Popups – guides, tutorials, help, updates, licence, whats new – these are the other popups you will get. Sometimes there are 3-4 popups stacked on top of each other to let you know there is a licence you should accept, there is a help page, how you can get started, what’s the new features and if you want to be reminded of sth. again (everything in it’s own popup – shown at the same time). Each has its own representation of “don’t show again”. It can be a button, a checkbox, a drop down list…or…drumroll…a popup itself, which pops up if you close a popup – funny right. No – Annoying.
Hope it helped or entertained…don’t know…like and subscribe – oh sorry wrong platform 😛
Flash ‘Dell H310’ to IT-Mode
Recently I bought a Dell T320 to be used as a Home-NAS (on steroids 😜 ). The plan was to run TrueNAS on it and as the T320 I bought on eBay already came with a Dell H310 RAID-controller…well, you know what happened, because that’s why you are here 🧐Continue reading
Raspberry Pi Printserver for HP CP1025nw

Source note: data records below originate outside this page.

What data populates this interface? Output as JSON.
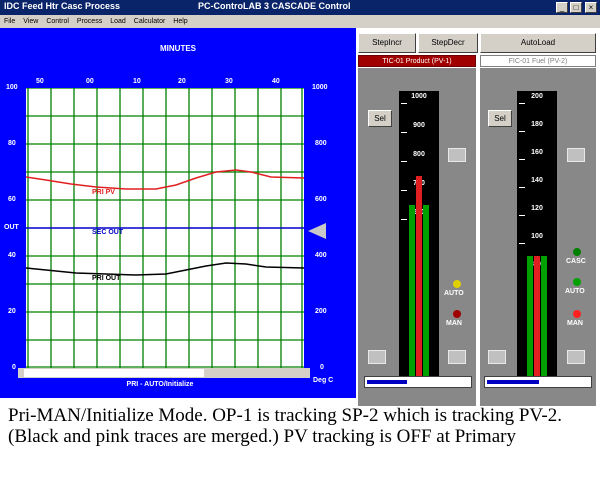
{
  "window": {
    "app_title": "IDC Feed Htr Casc Process",
    "title": "PC-ControLAB 3 CASCADE Control",
    "buttons": [
      "_",
      "□",
      "×"
    ]
  },
  "menu": [
    "File",
    "View",
    "Control",
    "Process",
    "Load",
    "Calculator",
    "Help"
  ],
  "trend": {
    "minutes_label": "MINUTES",
    "time_ticks": [
      "50",
      "00",
      "10",
      "20",
      "30",
      "40"
    ],
    "left_ticks": [
      "100",
      "80",
      "60",
      "OUT",
      "40",
      "20",
      "0"
    ],
    "right_ticks": [
      "1000",
      "800",
      "600",
      "400",
      "200",
      "0"
    ],
    "traces": {
      "pri_pv": {
        "label": "PRI PV",
        "color": "#e02020"
      },
      "sec_out": {
        "label": "SEC OUT",
        "color": "#0000cc"
      },
      "pri_out": {
        "label": "PRI OUT",
        "color": "#000000"
      }
    },
    "status": "PRI - AUTO/Initialize",
    "units": "Deg C"
  },
  "toolbar": {
    "step_incr": "StepIncr",
    "step_decr": "StepDecr",
    "autoload": "AutoLoad"
  },
  "primary": {
    "title": "TIC-01 Product (PV-1)",
    "sel": "Sel",
    "scale": [
      "1000",
      "900",
      "800",
      "700",
      "600"
    ],
    "pv_fraction": 0.7,
    "sp_fraction": 0.6,
    "lamps": [
      {
        "label": "AUTO",
        "color": "#e0d000"
      },
      {
        "label": "MAN",
        "color": "#a00000"
      }
    ]
  },
  "secondary": {
    "title": "FIC-01 Fuel (PV-2)",
    "sel": "Sel",
    "scale": [
      "200",
      "180",
      "160",
      "140",
      "120",
      "100",
      "80"
    ],
    "pv_fraction": 0.42,
    "sp_fraction": 0.42,
    "lamps": [
      {
        "label": "CASC",
        "color": "#008000"
      },
      {
        "label": "AUTO",
        "color": "#00a000"
      },
      {
        "label": "MAN",
        "color": "#ff2020"
      }
    ]
  },
  "caption": "Pri-MAN/Initialize Mode. OP-1 is tracking SP-2 which is tracking PV-2. (Black and pink traces are merged.) PV tracking is OFF at Primary"
}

In 2014 I bought a HP CP1025nw color-laser printer for an incredibly cheap price. Now in 2019 I changed the first black cartridge and all the colors are still at 30% – so that’s how much I print 🙂 The printer itself comes with a USB-port, WiFi and a LAN port. So there should be plenty of options to connect it to any device or get it working with any device. The only missing feature is AirPrint, but that was a trade-off I made for the price.Continue reading